After twenty years of writing primarily YA I’m frustrated with my writing voice: so much showing, such a reliance on scenes and dialogue. A few months back, when speaking about the difference between young adult and adult fiction, Ron Koertge (now on Inkpot sabbatical), cited “velocity” as the key. Dialogue and scene work usually has more velocity than telling, not least because of the white space involved.
Mind you, the novel I’m working on now is not a YA; it’s an A, with some serious core issues (mental illness, adult children, art and faith). The first draft is driving me nuts—so much quipping dialogue, so many short scenes. It all feels staged, moving from one set piece to another.
I just read Nicole Krauss’s The Great House. What wonderful telling! And last week I finished Ward Just’s Rodin’s Debutante. Just is a fabulous teller/writer, my favorite writer, in fact. A couple of weeks ago I finished Jonathon Franzen’s Freedom--pages and pages of telling (and some lovely scene work too). I’m not trying to ape these writers, mind you. But their work does encourage me in my efforts to slow my own down.
So how am going about it? When I work on student manuscripts I often comment when something should be shown “As it happens,” in other words, as a scene. Now in my own writing I’m taking scenes and writing them after the fact as a recap, but from a different vantage: 1. Hour later 2. Week later and 3. Five years down the road. I also create a childhood incident that somehow connects to the contemporary scene and I allow my POV character to reflect back.
So far not a lot of this offstage work is showing up in the revised scenes—they are still sounding very Marsha Qualey-ish. But doing the exercises has allowed me to slow down, I think, and widen the emotional scope and perspective on what’s happening in the story.

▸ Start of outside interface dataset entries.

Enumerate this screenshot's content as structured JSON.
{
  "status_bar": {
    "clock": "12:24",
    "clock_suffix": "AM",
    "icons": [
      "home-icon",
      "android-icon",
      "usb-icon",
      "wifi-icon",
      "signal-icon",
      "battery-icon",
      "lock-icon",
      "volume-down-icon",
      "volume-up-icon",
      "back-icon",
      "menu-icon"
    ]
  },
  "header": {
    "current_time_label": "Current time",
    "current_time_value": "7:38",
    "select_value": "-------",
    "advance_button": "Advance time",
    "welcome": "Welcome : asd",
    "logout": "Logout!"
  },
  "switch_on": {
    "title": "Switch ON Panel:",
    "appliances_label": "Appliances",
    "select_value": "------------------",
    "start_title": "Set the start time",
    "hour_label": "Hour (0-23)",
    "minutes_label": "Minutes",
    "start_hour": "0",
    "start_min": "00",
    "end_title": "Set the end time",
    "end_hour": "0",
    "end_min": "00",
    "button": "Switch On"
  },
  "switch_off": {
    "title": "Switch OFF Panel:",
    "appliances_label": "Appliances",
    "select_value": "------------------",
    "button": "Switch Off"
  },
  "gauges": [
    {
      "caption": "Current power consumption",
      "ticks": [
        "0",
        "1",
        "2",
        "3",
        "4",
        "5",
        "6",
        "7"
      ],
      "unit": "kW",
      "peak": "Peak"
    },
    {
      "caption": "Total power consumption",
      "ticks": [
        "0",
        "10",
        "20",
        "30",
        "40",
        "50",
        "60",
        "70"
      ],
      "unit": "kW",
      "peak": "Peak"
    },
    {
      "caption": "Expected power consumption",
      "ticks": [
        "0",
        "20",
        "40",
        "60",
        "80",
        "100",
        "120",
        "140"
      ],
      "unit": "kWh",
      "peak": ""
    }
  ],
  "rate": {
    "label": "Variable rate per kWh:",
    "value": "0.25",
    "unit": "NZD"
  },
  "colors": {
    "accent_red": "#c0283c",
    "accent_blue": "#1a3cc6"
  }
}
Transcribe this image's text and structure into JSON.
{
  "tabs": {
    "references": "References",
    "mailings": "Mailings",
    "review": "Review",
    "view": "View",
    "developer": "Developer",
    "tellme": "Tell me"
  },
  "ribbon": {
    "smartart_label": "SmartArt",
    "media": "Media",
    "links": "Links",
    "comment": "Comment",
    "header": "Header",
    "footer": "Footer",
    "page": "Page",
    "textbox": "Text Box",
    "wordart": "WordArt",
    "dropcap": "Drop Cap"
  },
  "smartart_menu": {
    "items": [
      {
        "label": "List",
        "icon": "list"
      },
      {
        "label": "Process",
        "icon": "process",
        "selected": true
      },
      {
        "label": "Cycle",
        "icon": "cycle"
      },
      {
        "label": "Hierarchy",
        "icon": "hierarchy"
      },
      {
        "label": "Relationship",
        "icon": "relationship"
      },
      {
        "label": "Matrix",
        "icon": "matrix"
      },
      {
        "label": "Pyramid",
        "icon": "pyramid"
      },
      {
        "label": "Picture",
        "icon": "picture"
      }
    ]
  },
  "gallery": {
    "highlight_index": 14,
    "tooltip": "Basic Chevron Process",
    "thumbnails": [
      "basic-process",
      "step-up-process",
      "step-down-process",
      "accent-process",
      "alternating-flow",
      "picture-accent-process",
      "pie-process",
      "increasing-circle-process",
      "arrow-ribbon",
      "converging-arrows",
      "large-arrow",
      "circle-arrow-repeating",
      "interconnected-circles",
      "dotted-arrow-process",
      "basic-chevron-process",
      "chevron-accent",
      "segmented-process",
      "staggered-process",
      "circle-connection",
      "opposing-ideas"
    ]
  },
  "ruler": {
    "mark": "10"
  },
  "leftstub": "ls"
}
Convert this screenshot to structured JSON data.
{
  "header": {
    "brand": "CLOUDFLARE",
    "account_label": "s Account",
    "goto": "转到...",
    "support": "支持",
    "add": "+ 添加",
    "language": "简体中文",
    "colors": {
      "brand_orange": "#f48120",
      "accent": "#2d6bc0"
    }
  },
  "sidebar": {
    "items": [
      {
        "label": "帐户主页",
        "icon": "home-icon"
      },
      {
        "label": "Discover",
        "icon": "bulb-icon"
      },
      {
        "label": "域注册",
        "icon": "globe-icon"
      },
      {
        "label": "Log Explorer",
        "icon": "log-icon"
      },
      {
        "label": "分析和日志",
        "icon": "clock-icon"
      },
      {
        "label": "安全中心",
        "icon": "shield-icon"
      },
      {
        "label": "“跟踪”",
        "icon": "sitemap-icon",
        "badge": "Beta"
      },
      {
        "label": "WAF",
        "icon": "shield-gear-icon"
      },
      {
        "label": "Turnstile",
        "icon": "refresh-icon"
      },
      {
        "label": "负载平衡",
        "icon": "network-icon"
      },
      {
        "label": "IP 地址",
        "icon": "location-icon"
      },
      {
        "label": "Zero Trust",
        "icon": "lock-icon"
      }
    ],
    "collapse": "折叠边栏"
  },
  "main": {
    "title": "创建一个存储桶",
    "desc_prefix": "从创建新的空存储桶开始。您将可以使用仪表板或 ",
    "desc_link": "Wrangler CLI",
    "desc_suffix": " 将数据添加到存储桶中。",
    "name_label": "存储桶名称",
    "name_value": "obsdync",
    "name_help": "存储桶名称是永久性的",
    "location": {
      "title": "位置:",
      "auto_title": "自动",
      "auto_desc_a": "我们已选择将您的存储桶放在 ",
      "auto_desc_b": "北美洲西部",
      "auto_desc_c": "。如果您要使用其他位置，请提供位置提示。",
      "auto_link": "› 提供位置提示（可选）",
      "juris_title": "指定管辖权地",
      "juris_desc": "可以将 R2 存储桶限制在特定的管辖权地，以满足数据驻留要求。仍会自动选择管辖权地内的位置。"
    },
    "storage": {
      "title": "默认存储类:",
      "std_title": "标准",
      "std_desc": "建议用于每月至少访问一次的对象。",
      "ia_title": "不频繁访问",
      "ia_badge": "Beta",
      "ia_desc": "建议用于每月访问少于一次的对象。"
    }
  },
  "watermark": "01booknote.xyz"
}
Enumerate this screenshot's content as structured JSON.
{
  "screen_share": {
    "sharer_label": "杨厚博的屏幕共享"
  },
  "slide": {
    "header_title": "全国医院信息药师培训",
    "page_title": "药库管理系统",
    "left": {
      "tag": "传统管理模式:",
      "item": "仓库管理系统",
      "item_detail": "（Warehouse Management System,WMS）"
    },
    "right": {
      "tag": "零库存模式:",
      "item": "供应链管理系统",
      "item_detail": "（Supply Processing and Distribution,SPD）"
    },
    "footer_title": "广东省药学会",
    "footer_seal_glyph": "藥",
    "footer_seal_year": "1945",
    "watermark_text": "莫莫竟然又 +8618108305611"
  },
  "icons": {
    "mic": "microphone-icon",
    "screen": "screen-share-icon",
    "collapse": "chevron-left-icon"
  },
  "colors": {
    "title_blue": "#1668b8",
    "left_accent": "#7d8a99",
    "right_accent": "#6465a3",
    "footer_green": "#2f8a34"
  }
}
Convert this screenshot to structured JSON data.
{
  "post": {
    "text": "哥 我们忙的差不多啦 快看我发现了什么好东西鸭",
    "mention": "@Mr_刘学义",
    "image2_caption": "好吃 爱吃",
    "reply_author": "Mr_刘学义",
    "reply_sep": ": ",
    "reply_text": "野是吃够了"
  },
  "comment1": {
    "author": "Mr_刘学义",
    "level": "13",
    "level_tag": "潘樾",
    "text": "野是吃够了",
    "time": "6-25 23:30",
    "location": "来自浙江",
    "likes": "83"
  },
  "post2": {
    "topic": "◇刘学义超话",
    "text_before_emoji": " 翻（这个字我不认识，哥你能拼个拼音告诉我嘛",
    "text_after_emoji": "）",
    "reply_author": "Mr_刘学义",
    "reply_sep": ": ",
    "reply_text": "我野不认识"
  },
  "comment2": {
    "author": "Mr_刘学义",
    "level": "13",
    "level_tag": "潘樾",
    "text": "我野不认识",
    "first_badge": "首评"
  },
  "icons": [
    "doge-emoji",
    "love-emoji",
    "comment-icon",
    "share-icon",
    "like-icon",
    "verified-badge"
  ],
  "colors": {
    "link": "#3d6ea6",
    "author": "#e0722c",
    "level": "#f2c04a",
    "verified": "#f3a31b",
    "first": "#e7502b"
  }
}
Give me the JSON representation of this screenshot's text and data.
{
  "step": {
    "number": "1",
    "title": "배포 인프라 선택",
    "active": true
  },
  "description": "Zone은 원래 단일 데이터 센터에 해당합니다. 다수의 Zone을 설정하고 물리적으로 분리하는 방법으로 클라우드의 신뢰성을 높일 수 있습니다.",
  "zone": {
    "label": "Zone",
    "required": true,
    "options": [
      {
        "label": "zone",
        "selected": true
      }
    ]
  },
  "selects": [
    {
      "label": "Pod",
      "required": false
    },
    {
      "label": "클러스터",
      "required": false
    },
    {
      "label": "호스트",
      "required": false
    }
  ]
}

And I believe that, along with velocity, is another distinction between YA and A.